Turkey’s foreign minister said Saturday that Ankara will “never accept the presence” of the PKK terror group in Iraq.
Mevlut Cavusoglu said terrorism will never have a place in the future of the region and Iraq.
"Terrorist groups such as Daesh, the PKK and (its Syrian branch) the YPG also threaten regional security,” Cavusoglu said at an international conference in Baghdad. “We expect all friendly and neighboring countries to support our fight against this terrorist organization. We are ready to provide all kinds of support to the Iraqi state in its fight against this terrorist organization that poses a threat to Iraq's stability and violates its sovereignty."
The PKK terror group often uses bases in northern Iraq just across Turkey’s southern border to hide and plot terror attacks in Turkey.
Cavusolgu said Ankara will continue to support Baghdad to ensure the stability of Iraq, emphasizing economic cooperation and partnership between the two nations.
Regional actors should solve regional issues
Noting that political stability is indispensable for a successful fight against terror organizations, Cavusoglu said “Completion of the constitutional process plays a significant role in establishing political stability. Ensuring institutionalization and, thus, continuity in the state is also a great need.”
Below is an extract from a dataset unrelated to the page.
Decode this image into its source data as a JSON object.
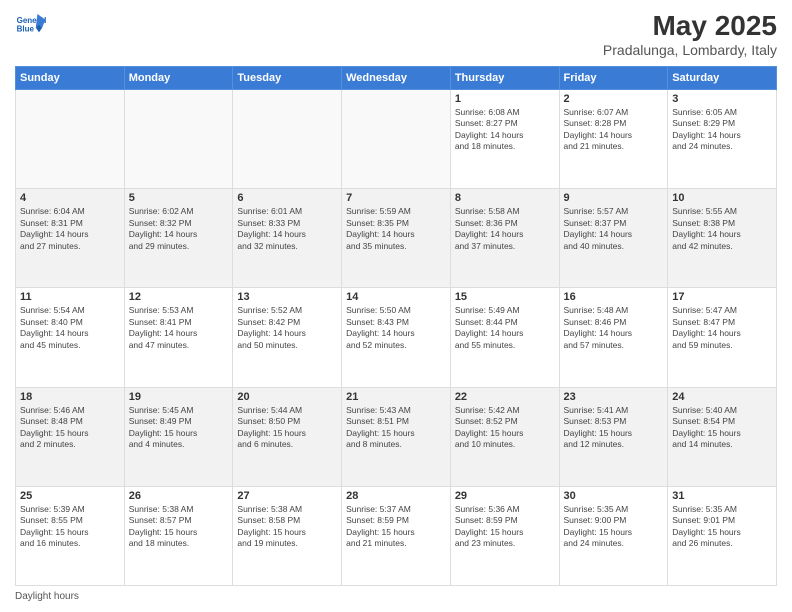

He said that Turkey will continue to support efforts to reinforce political institutions in Iraq.
Cavusoglu said he hopes that elections in Iraq on Oct. 10 will have a high rate of participation and take place in a peaceful environment, recalling that Iraq and Baghdad are important centers of Islamic civilization.
"It is a time to leave aside the differences between us and to focus on what we have in common. As peoples of the region, we know our problems the best and solve them ourselves," he said.
Arguing that foreign interference will not bring solutions to regional problems, Cavusoglu said: "Our public expects solutions from us, not from others."
He said he hopes the Baghdad conference will bring a new lease on life to regional talks.
"We can take significant steps to leave a beautiful heritage for generations to come," he added./aa